Wheat Flour, Water, Whole Meal Wheat Flour, Rye Flour, Vegetable Oil (Sunflower), Sugar, Baking Agent (includes Emulsifying Agent (Sodium Stearoyl-2-lactylate), Wheat Swell Flour, Dextrose), Yeast, Salt, Malt Extract (Barley Malt Extract, Water). Chicken (60%), Coating [Wheat Flour, Vegetable Oil (Rapeseed), Water, Breadcrumbs (Wheat Flour, Salt, Yeast), Maize Starch, Egg Albumen (Free Range Egg), Pepper, Potato Starch, Raising Agents (Disodium Diphosphate, Sodium Bicarbonate), Salt, Dried Parsley, Natural Flavouring (contains Milk, Mustard), Ground White Pepper, Milk Protein, Mustard Flour, Stabiliser (Methyl Cellulose), Colours (Capsanthin, Curcumin), Ground Red Pepper, Celery Seed], Water, Potato Starch, Natural Flavourings, Yeast Extract Powder, Salt, Ground White Pepper, Anti-caking Agent (Silicon Dioxide), Emulsifier (Polysorbate 80). Prepared in the restaurants using a non-hydrogenated vegetable oil. Water, Vegetable Oil (Soya Bean or Rapeseed Oil) (38%), Free Range Egg Yolk (4%), Modified Maize Starch, Spirit Vinegar, Sugar, Salt, Mustard Flour, Stabiliser (Xanthan Gum), Preservative (Potassium Sorbate), Lemon Juice Concentrate. 100% Batavia Lettuce.
The above list is the junk (ingredients) that go into a ‘chicken burger’ at a well known fast food ‘restaurant’.
This is the ingredients if I cook chicken, chips and peas – Chicken, potato, sunflower oil and garden peas. My meal is not only healthier, it’s very much cheaper. (more…)
Thrifty or Frugal ?
Being thrifty is spending your money wisely and being frugal is using what you buy wisely! I bought vegetables, chicken and herbs at Lidl on Sunday, that was thrifty. I made soup with them yesterday; that was frugal! (more…)
According to research by Moneysupermarket.com one in four workers in Britain are using 40% or more of their wages to pay off debt. The total debts are more than £9 billion and the average payment is £322 per person each month. You may be able to consolidate debts with a loan from Zopa. If you have a good credit rating the interest rate from Zopa might be less than on your loans or credit card debt. Another option is to transfer credit card debt to a interest free card, a number of banks are doing good deals now and up to 20 months interest free. If you need help with debt try the Consumer Credit Counselling Service. (more…)
Live for today!
People tell me to ‘live for today’ and spend my money. I have been careful and now have the money to pay cash for things and so I don’t need to pay that extra £50 for the privilege of paying my car insurance monthly.
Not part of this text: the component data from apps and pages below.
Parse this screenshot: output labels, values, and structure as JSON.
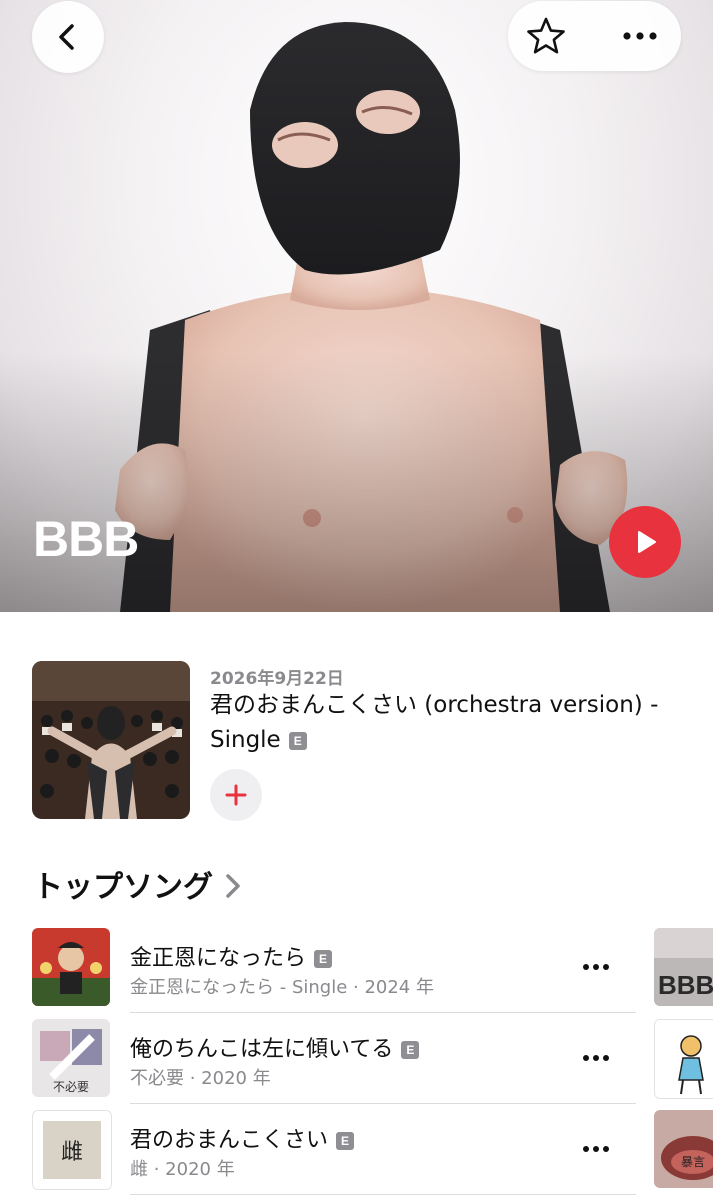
{
  "artist": {
    "name": "BBB"
  },
  "header": {
    "back_icon": "chevron-left-icon",
    "favorite_icon": "star-icon",
    "more_icon": "ellipsis-icon"
  },
  "colors": {
    "accent": "#e8323e",
    "secondary_text": "#8a8a8e",
    "badge": "#8e8e93"
  },
  "latest_release": {
    "date": "2026年9月22日",
    "title": "君のおまんこくさい (orchestra version) - Single",
    "explicit_badge": "E",
    "add_icon": "plus-icon"
  },
  "top_songs": {
    "title": "トップソング",
    "songs": [
      {
        "title": "金正恩になったら",
        "explicit": "E",
        "subtitle": "金正恩になったら - Single · 2024 年"
      },
      {
        "title": "俺のちんこは左に傾いてる",
        "explicit": "E",
        "subtitle": "不必要 · 2020 年"
      },
      {
        "title": "君のおまんこくさい",
        "explicit": "E",
        "subtitle": "雌 · 2020 年"
      }
    ]
  },
  "artwork_text": {
    "song2_art": "不必要",
    "song3_art": "雌",
    "side1_art": "BBB",
    "side3_art": "暴言"
  }
}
I don’t go for ‘interest free credit’ because I know the interest is included in the price. I don’t like contracts because it’s a pain to read all that small print and that’s where the scam usually is! (more…)
I have started with a picture of my car, now 14 years old. A smaller car would be cheaper to run but the depreciation on my car has been around £350 a year over a 7 year period. It’s still in quite good condition and I expect it to last a few more years so depreciation will be even less in the longer term. I checked my fuel consumption today and it was about 6 miles to a litre of petrol; I could do better! It was 7.5 on a Sunday. (more…)
In a recent survey the average family was said to have just over £3,000 in savings; not really enough to get into serious investing. You do have to start somewhere though. It is important to understand the nature of money and the way it is devalued by a constantly increasing money supply. The Bank of England keeps issuing the stuff and our money gets devalued by inflation. In real terms if you have £3,000 in savings, you need a return of 5% or £150 just to stand still and not lose money. This is virtually impossible because you want instant access to your money; in case of emergencies. Most instant access accounts offer pathetic interest and the rate often includes a ‘bonus’ for the first 12 months. You then have the hassle of moving it from one account to another, if not one bank to another. (more…)